A/V Archive Unleashed, Launch Imminent, Random Notes

I hereby present to you the Audio Library, which contains more than four gigabytes of material. In addition to 40+ hours of shortwave pirate clips (many new to the ‘net), featured MP3s and all things Mbanna, there’s some worthy video for you to check out as well.
Examples include “Free Radio: A Video Documentary” and “Evil Empire,” an oldie but still goodie, especially with the pending NAB radio convention in Seattle (just a month and a half away) and Clear Channel’s recent higher-than-usual public visibility.
Remember: this stuff just represents what was previously encoded, plus a backlog of stuff I hadn’t gotten to putting online yet. And we haven’t even gotten to media collage! Based on this, it’s feeling about time to officially “launch” DIYmedia, which means getting back into the real swing of things, with regular updates and the like. Look for that to happen within a week or so, once we get a few more essentials online.
In the meantime, some notes of interest:
The public comment period for the FCC’s proceeding on AM digital radio standards expired in mid-July, and REC Networks has compiled a great summary of many of the comments filed in opposition to the misguidedness of IBOC DAB.
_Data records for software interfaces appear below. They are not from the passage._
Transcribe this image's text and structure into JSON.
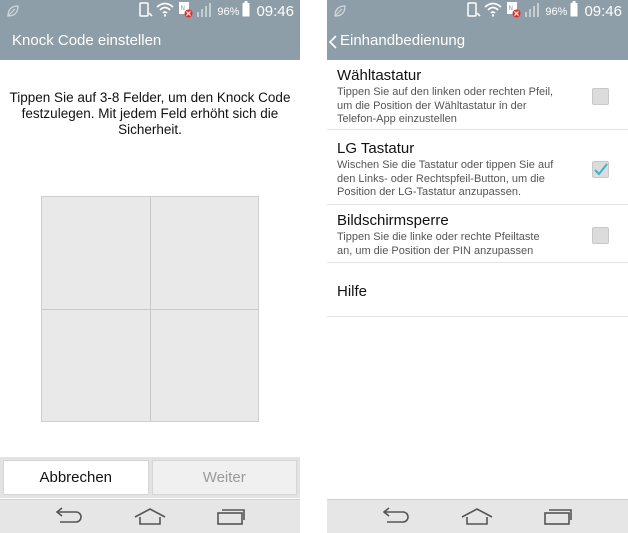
{
  "status": {
    "battery": "96%",
    "time": "09:46"
  },
  "left": {
    "title": "Knock Code einstellen",
    "instruction_line1": "Tippen Sie auf 3-8 Felder, um den Knock Code",
    "instruction_line2": "festzulegen. Mit jedem Feld erhöht sich die",
    "instruction_line3": "Sicherheit.",
    "cancel_label": "Abbrechen",
    "next_label": "Weiter"
  },
  "right": {
    "title": "Einhandbedienung",
    "items": [
      {
        "title": "Wähltastatur",
        "desc_lines": [
          "Tippen Sie auf den linken oder rechten Pfeil,",
          "um die Position der Wähltastatur in der",
          "Telefon-App einzustellen"
        ],
        "checked": false
      },
      {
        "title": "LG Tastatur",
        "desc_lines": [
          "Wischen Sie die Tastatur oder tippen Sie auf",
          "den Links- oder Rechtspfeil-Button, um die",
          "Position der LG-Tastatur anzupassen."
        ],
        "checked": true
      },
      {
        "title": "Bildschirmsperre",
        "desc_lines": [
          "Tippen Sie die linke oder rechte Pfeiltaste",
          "an, um die Position der PIN anzupassen"
        ],
        "checked": false
      },
      {
        "title": "Hilfe",
        "desc_lines": [],
        "checked": false
      }
    ]
  },
  "icons": {
    "leaf": "leaf-icon",
    "rotation": "screen-rotation-icon",
    "wifi": "wifi-icon",
    "nfc": "nfc-error-icon",
    "signal": "signal-icon",
    "back": "back-icon",
    "home": "home-icon",
    "recents": "recent-apps-icon",
    "chevron": "chevron-left-icon",
    "check": "checkmark-icon"
  },
  "colors": {
    "bar": "#8e9ea8",
    "check_accent": "#3bb4c8"
  }
}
Floridia amateur radio operator Robert Birdsey has filed a Petition for Rulemaking with the FCC to delete certain sections of the Code of Federal Regulations that prohibit hams from broadcasting. In his petition (RM-10492), he argues that the blanket prohibitions of broadcasting on ham frequencies “are in clear violation of the First Amendment’s guarantee of free speech and should be deleted immediately.” You can file comments on the petition by using the FCC’s Electronic Comment Filing System (just mention RM-10492 in the “Proceeding” window).
And it wouldn’t be right to go without first giving kudos to the tenacious folks at Boulder Free Radio, who have dodged yet another bullet from the FCC by setting up a network of transmitting locations and a pretty bulletproof system for keeping those involved with the station nice and anonymous. It’s had the effect so far of keeping the FCC field agents (especially Jon Sprague from Denver’s FCC office) coming back to Boulder – but leaving empty-handed.
Now THAT’S the way to play cat-and-mouse!